Shirley Jones and Patrick Cassidy in “The Music Man.” source Wikimedia Commons.
The angel-voiced small town girl from Pennsylvania is actively promoting her new book, “Shirley Jones: A Memoir” since the July publication.
If the mythic story of Lana Turner’s discovery at Schwab’s Drug Store is legendary, Jones’ transformation from a high school senior wanting to study veterinary medicine to an ingenue auditioning for Rodgers and Hammerstein is beyond legendary.
The book tells how the 18-year-old met the famous team through a friend from summer stock. Within months — after starting as a chorus girl in a road show of “South Pacific — Jones snagged the coveted movie role of Laurie in “Oklahoma.”
As the “As Seen on TV” commercial states, “But, wait, there’s more….”
This book is Jones’ way of telling the world — behind all the peaches and cream — Jones is a bad girl. In the introduction, Jones says, “I have never myself been that innocent or ever been that kind of an ingenue.”
“And then there is my sexuality, when I was in my prime and now that I am on the threshold of my eighties, I plan to tell the truth about that aspect of my life, and to rip away the seven veils and reveal every facet of Shirley Jones, however shocking that may be to you or Mrs. Partridge or Marian the Librarian.”

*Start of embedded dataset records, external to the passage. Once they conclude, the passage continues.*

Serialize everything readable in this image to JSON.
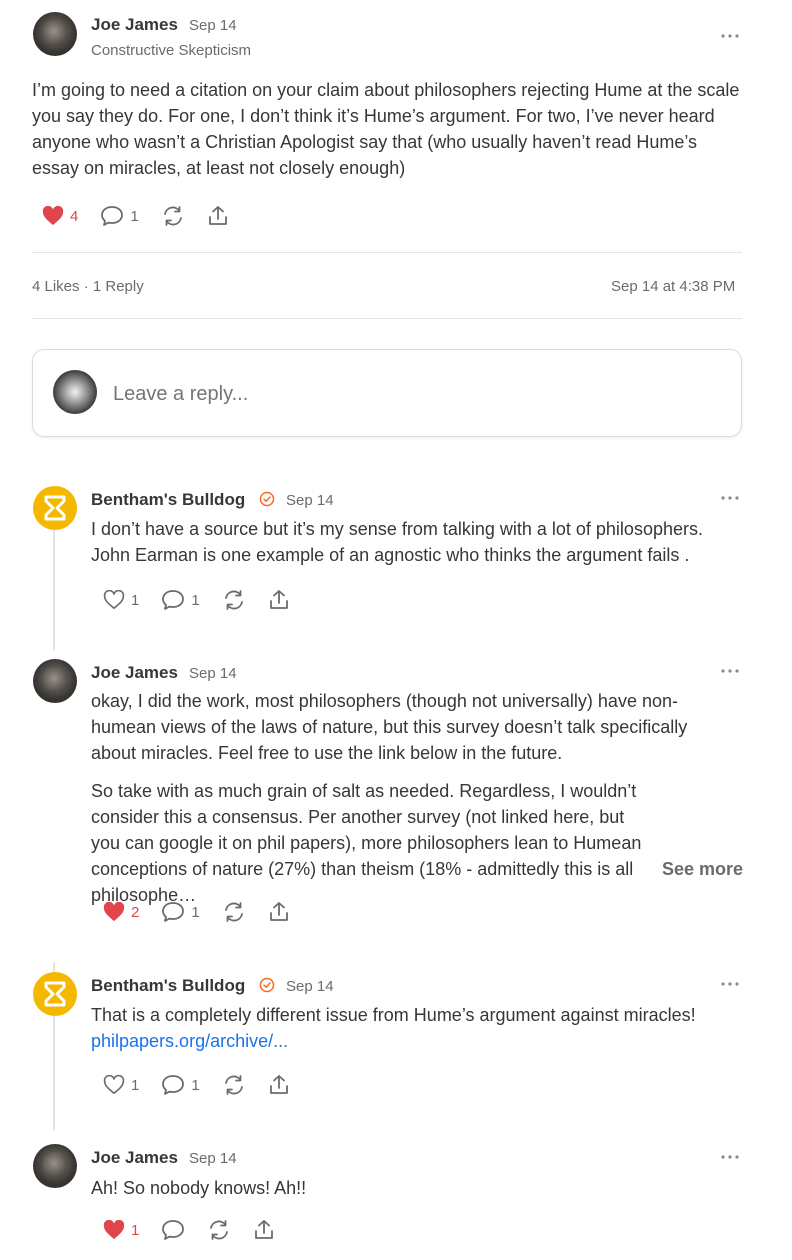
{
  "main_comment": {
    "author": "Joe James",
    "date": "Sep 14",
    "publication": "Constructive Skepticism",
    "text": "I’m going to need a citation on your claim about philosophers rejecting Hume at the scale you say they do. For one, I don’t think it’s Hume’s argument. For two, I’ve never heard anyone who wasn’t a Christian Apologist say that (who usually haven’t read Hume’s essay on miracles, at least not closely enough)",
    "likes": "4",
    "replies": "1",
    "stats": "4 Likes · 1 Reply",
    "timestamp": "Sep 14 at 4:38 PM"
  },
  "reply_box": {
    "placeholder": "Leave a reply..."
  },
  "replies": [
    {
      "author": "Bentham's Bulldog",
      "date": "Sep 14",
      "text": "I don’t have a source but it’s my sense from talking with a lot of philosophers. John Earman is one example of an agnostic who thinks the argument fails .",
      "likes": "1",
      "replies": "1"
    },
    {
      "author": "Joe James",
      "date": "Sep 14",
      "text": "okay, I did the work, most philosophers (though not universally) have non-humean views of the laws of nature, but this survey doesn’t talk specifically about miracles. Feel free to use the link below in the future.",
      "text2": "So take with as much grain of salt as needed. Regardless, I wouldn’t consider this a consensus. Per another survey (not linked here, but you can google it on phil papers), more philosophers lean to Humean conceptions of nature (27%) than theism (18% - admittedly this is all philosophe…",
      "see_more": "See more",
      "likes": "2",
      "replies": "1"
    },
    {
      "author": "Bentham's Bulldog",
      "date": "Sep 14",
      "text": "That is a completely different issue from Hume’s argument against miracles!",
      "link": "philpapers.org/archive/...",
      "likes": "1",
      "replies": "1"
    },
    {
      "author": "Joe James",
      "date": "Sep 14",
      "text": "Ah! So nobody knows! Ah!!",
      "likes": "1"
    }
  ],
  "colors": {
    "like_red": "#e0454b",
    "link_blue": "#1a73e8",
    "bulldog_yellow": "#f5b800",
    "verified_orange": "#ff6719"
  }
}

Beyond the few details about her career in the wholesome musicals, Jones tells of her on-again-off-again relationship with Jack Cassidy, a celebrity she calls “the love of her life” and “sexual Svengali.”
Cassidy is the bad boy in this story, the man who introduced her to sex and convinced her to participate in a threesome with a showgirl she calls “Jean.” Cassidy also introduced her to amyl nitrate (poppers), which she said, “I couldn’t help confessing to Jack that the effect was amazing and enhanced my orgasm immensely.”

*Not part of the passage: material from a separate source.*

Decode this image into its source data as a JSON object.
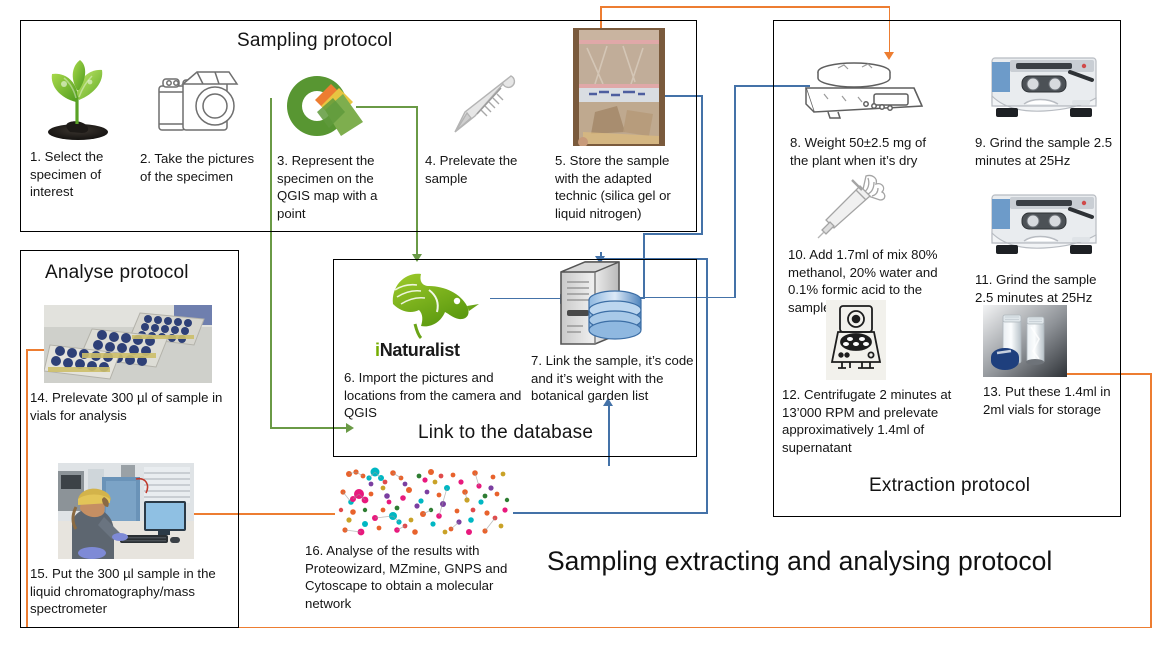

Jones constantly builds up Cassidy, even though she left him at one point because of his drinking and erratic behavior. They were divorced and she married comedian Marty Ingels. She has been married to Ingels for several decades. Cassidy died in a home fire after their divorce.
The book generated news as superstar Joan Collins got into a snit about an accusation Jones made of sexual inappropriateness by Collins’ late husband singer Anthony Newley. Collins’ cease and desist letter convinced Simon and Schuster to remove all references to this “non-event,” a solicitation for an activity with the two couples, that didn’t happen. (This reference was in the copy of my eBook purchased in July.)

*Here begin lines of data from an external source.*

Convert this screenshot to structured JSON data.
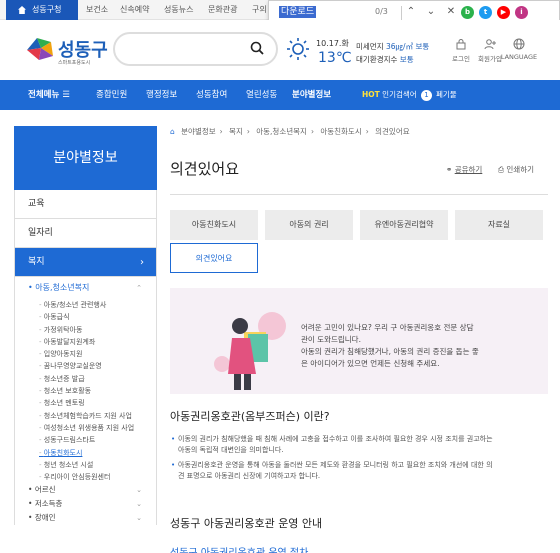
{
  "topbar": {
    "tabs": [
      "성동구청",
      "보건소",
      "신속예약",
      "성동뉴스",
      "문화관광",
      "구의"
    ]
  },
  "findbar": {
    "query": "다운로드",
    "count": "0/3"
  },
  "social": [
    "b",
    "t",
    "▶",
    "i"
  ],
  "header": {
    "logo": "성동구",
    "logo_sub": "스마트포용도시",
    "search_placeholder": "",
    "weather": {
      "date": "10.17.화",
      "temp": "13℃"
    },
    "dust1_label": "미세먼지",
    "dust1_value": "36㎍/㎥",
    "dust1_status": "보통",
    "dust2_label": "대기환경지수",
    "dust2_status": "보통",
    "utils": [
      "로그인",
      "회원가입",
      "LANGUAGE"
    ]
  },
  "gnb": {
    "all_menu": "전체메뉴",
    "items": [
      "종합민원",
      "행정정보",
      "성동참여",
      "열린성동",
      "분야별정보"
    ],
    "hot_label": "HOT",
    "hot_text": "인기검색어",
    "rank_num": "1",
    "rank_text": "폐기물"
  },
  "side": {
    "title": "분야별정보",
    "items": [
      "교육",
      "일자리",
      "복지"
    ],
    "sub_head": "아동,청소년복지",
    "sub_links": [
      "아동/청소년 관련행사",
      "아동급식",
      "가정위탁아동",
      "아동발달지원계좌",
      "입양아동지원",
      "꿈나무영양교실운영",
      "청소년증 발급",
      "청소년 보호활동",
      "청소년 멘토링",
      "청소년체험학습카드 지원 사업",
      "여성청소년 위생용품 지원 사업",
      "성동구드림스타트",
      "아동친화도시",
      "청년 청소년 시설",
      "우리아이 안심등원센터"
    ],
    "groups": [
      "어르신",
      "저소득층",
      "장애인"
    ]
  },
  "content": {
    "breadcrumb": [
      "분야별정보",
      "복지",
      "아동,청소년복지",
      "아동친화도시",
      "의견있어요"
    ],
    "title": "의견있어요",
    "share": "공유하기",
    "print": "인쇄하기",
    "tabs": [
      "아동친화도시",
      "아동의 권리",
      "유엔아동권리협약",
      "자료실",
      "의견있어요"
    ],
    "banner_lines": [
      "어려운 고민이 있나요? 우리 구 아동권리옹호 전문 상담",
      "관이 도와드립니다.",
      "아동의 권리가 침해당했거나, 아동의 권리 증진을 돕는 좋",
      "은 아이디어가 있으면 언제든 신청해 주세요."
    ],
    "section1_title": "아동권리옹호관(옴부즈퍼슨) 이란?",
    "section1_bullets": [
      "이동의 권리가 침해당했을 때 침해 사례에 고충을 접수하고 이를 조사하여 필요한 경우 시정 조치를 권고하는",
      "아동의 독립적 대변인을 의미합니다.",
      "아동권리옹호관 운영을 통해 아동을 둘러싼 모든 제도와 환경을 모니터링 하고 필요한 조치와 개선에 대한 의",
      "견 표명으로 아동권리 신장에 기여하고자 합니다."
    ],
    "section2_title": "성동구 아동권리옹호관 운영 안내",
    "section3_title": "성동구 아동권리옹호관 운영 절차"
  }
}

While the Collins letter made the news in early August, an August 11 edition of the New York Times Book Review references the accusation in detail. I kept my paper copy of the Book Review; as of this morning Joan Collins is still in the review, though her name has been removed from all future printings and the electronic edition.
The book disappointed me. If I wanted soft porn, I would read soft porn. I’m not sure this book even makes it into that category, with Jones’ antiquated use of words like “swinging” and “petting.” Her carefully, cultivated small-town girl image was long perpetuated by her publicists through vehicles like this sugary sweet 1970s “This is your Life.”
My father was a high school teacher, often charged with taking students on a senior trip to New York City. In the late 1950s and early 1960s, my parents owned a number of original cast albums they played repeatedly on an RCA Victor blonde-wood hi-fi. It’s no wonder with this early exposure that I became a big fan of Jones’ musical roles.
Jones also proved early that she had the chops for real drama. Cast against type with Burt Lancaster in “Elmer Gantry,” Jones won an Oscar for her portrayal of the prostitute Lulu Baines.
Raising a young family with husband Cassidy, Jones turned to television in the next decade with “The Partridge Family,” a popular show about a widow with five children and their band. The family traveled to musical events in their psychedelic van. The plots revolved around the usual inane sitcom family antics. What made this show unusual was that it also starred Jones’ stepson, David Cassidy, who built a musical career and had his fifteen minutes of fame in the early 70s with such hits as “I Think I Love You.”
Ready to read a nice little history about the small town girl from Pennsylvania? This probably isn’t the book for you. Even perusing the title chapters from “A Beautiful Morning” to”Out of My Dreams,” the reader is prepared for an easy look back at Jones’ career. As a fan of musicals, I wanted deeper knowledge about life on the set, and some questions answered:
- Why was Shirley Jones cast in “The Music Man” over Broadway star Barbara Cook, who nailed the theater version alongside Robert Preston, who played Professor Harold Hill on both stage and screen?
- What was it like to work with Gordon McCrae, not once, but twice in “Oklahoma” and “Carousel?”
- Why did Frank Sinatra stalk off the set of “Carousel” on the first day of taping, before one scene was shot?
While the book does answer why Sinatra didn’t do “Carousel,” it lacks the kind of behind-the-scenes stories I expected from an autobiography of a star like Jones.
While I understand the joy of autobiography for Jones in her eighth decade is telling her own story as she see fits, it wasn’t the story I wanted to read.
Published August 21, 2013 at “The Broad Side.”